Rubavu authorities have contested a court award in which Kigali City doctor Pierre Celestin Kanimba was awarded right of land and the district ordered to pay the squatters the doctor intends to evict.
Dr Kanimba is the proprietor of a polyclinic, La Medicale, near St Famille Church in downtown Kigali.
The appeal, which also involves eight families that currently occupy the contested land, was filed following a ruling by Musanze High Court that awarded compensation of over Rwf400m to the families for their eviction.
In a previous hearing, the court had ordered Dr Kanimba to compensate the squatters on the contested land.

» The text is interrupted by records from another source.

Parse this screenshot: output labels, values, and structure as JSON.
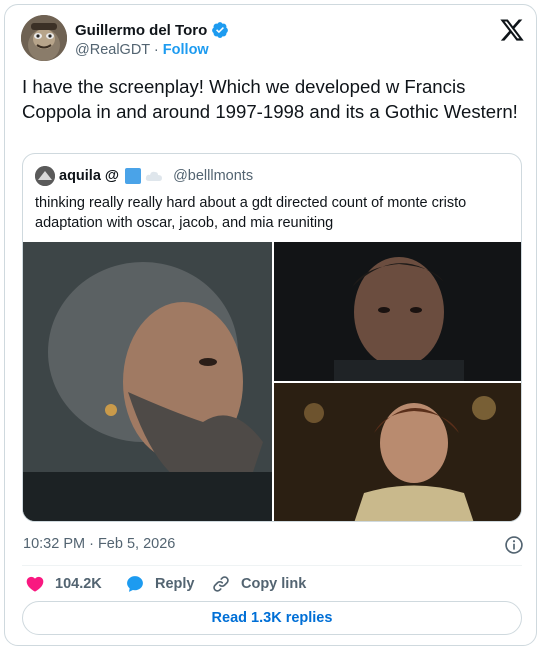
{
  "author": {
    "name": "Guillermo del Toro",
    "handle": "@RealGDT",
    "separator": "·",
    "follow_label": "Follow"
  },
  "tweet": {
    "text": "I have the screenplay!  Which we developed w Francis Coppola in and around 1997-1998 and its a Gothic Western!"
  },
  "quoted": {
    "name": "aquila @",
    "handle": "@belllmonts",
    "text": "thinking really really hard about a gdt directed count of monte cristo adaptation with oscar, jacob, and mia reuniting"
  },
  "meta": {
    "timestamp": "10:32 PM · Feb 5, 2026"
  },
  "actions": {
    "like_count": "104.2K",
    "reply_label": "Reply",
    "copy_label": "Copy link",
    "read_replies_label": "Read 1.3K replies"
  },
  "colors": {
    "accent": "#1d9bf0",
    "like": "#f91880",
    "link": "#006fd6",
    "muted": "#536471",
    "border": "#cfd9de"
  },
  "icons": [
    "verified-badge-icon",
    "x-logo-icon",
    "square-emoji-icon",
    "cloud-emoji-icon",
    "info-icon",
    "heart-icon",
    "reply-bubble-icon",
    "link-icon"
  ]
}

However, following an appeal, the decision was overturned, subsequently asking the district to pay the families.
The families claim they have property worth more than Rwf200m on the land in contention, which was given to them by the district in 1996.

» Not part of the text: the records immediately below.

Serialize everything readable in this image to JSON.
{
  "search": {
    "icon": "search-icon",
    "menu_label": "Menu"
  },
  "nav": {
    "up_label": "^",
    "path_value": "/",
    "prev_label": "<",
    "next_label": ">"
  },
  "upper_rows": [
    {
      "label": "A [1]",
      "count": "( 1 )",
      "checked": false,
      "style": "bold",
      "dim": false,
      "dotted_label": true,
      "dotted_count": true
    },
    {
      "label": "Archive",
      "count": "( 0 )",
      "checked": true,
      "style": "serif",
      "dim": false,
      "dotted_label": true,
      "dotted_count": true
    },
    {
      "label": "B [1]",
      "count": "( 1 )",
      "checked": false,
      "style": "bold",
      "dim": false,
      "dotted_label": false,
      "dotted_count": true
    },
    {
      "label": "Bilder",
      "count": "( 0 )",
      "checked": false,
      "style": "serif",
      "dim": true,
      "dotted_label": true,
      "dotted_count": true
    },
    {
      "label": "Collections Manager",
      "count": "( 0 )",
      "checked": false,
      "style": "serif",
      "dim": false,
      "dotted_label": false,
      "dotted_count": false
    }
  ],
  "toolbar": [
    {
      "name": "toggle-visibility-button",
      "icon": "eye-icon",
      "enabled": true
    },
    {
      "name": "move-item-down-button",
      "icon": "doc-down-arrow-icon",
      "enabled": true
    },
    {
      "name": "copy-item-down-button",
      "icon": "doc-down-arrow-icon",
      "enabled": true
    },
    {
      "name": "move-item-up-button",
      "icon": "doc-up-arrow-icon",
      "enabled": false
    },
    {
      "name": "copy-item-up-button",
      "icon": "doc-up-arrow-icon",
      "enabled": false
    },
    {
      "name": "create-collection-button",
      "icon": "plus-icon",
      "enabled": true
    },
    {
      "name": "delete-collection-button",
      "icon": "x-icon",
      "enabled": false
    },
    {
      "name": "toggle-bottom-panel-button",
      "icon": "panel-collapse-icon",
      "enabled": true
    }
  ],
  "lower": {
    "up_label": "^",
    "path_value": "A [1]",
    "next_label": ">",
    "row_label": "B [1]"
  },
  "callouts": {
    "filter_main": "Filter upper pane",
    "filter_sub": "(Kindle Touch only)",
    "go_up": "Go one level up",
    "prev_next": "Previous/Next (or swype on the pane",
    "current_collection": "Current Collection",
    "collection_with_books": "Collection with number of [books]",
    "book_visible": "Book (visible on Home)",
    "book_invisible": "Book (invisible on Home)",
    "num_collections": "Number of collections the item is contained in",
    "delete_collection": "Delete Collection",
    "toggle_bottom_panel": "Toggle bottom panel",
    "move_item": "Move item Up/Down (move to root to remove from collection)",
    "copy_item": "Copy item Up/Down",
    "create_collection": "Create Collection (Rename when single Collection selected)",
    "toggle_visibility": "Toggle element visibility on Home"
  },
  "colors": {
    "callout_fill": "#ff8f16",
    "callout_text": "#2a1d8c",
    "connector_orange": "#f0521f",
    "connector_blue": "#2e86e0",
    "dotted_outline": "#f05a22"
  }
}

However, yesterday, Rubavu logged a counter appeal before the Supreme Court, with Theophile Mbonera, an attorney representing the district, proposing to Dr Kanimba two options: either to accept another hectare of land elsewhere or to compensate occupants and repossess the land in dispute.
However, Dr Kanimba, through his lawyer Beatrice Umubyeyi, maintained that the district has to compensate occupants and evict them.

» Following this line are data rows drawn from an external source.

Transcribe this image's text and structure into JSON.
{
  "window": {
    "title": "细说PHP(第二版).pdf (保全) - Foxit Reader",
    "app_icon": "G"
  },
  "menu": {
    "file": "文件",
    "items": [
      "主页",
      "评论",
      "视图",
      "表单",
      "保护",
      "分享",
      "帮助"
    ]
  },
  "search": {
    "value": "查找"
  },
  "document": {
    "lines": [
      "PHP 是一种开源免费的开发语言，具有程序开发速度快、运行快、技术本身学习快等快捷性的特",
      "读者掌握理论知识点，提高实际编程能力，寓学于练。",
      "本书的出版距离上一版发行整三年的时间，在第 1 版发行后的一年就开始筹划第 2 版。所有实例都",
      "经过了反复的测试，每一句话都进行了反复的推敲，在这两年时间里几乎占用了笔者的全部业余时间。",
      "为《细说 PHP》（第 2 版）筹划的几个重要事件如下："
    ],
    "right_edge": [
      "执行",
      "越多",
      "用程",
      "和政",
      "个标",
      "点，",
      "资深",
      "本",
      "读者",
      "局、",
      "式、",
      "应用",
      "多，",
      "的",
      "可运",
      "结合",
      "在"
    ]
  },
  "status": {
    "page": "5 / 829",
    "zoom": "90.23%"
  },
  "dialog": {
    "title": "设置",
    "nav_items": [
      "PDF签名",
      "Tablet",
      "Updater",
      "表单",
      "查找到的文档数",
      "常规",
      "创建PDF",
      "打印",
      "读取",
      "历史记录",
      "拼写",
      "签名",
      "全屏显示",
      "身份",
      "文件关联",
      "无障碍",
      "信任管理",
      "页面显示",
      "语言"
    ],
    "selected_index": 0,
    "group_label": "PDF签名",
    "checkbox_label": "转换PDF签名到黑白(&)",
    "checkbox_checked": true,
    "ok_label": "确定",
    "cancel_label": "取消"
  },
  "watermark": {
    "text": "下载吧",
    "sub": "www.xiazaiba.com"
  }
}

The bone of contention is the compound of a former school owned by one Seraphin Rwabukumba and was auctioned after he allegedly failed to pay a loan he acquired from former Banque Continentale Africaine du Rwanda (BACAR), now Fina Bank.
The contention only concerns a hectare of land around the school, while the other six hectares within the former school's compound are not affected, and are owned by Dr Kanimba.
Dr Kanimba, who first filed the case against the occupants in 2010, sought a court order to demolish the property on the land. He lost the case, with the court telling him that if he needed his land back, he would have to compensate the eight occupants.
The defendant's attorney Umubyeyi said her client cannot compensate the families, because the land was illegally awarded to the occupants.
In supporting her argument, the lawyer said that there was no way the district could not have known the land belonged to Kanimba, because they had handled the transfer of the land title from the former school to him through BACAR.
Acknowledging that the case was complex, the presiding judge adjourned the hearing to April 5.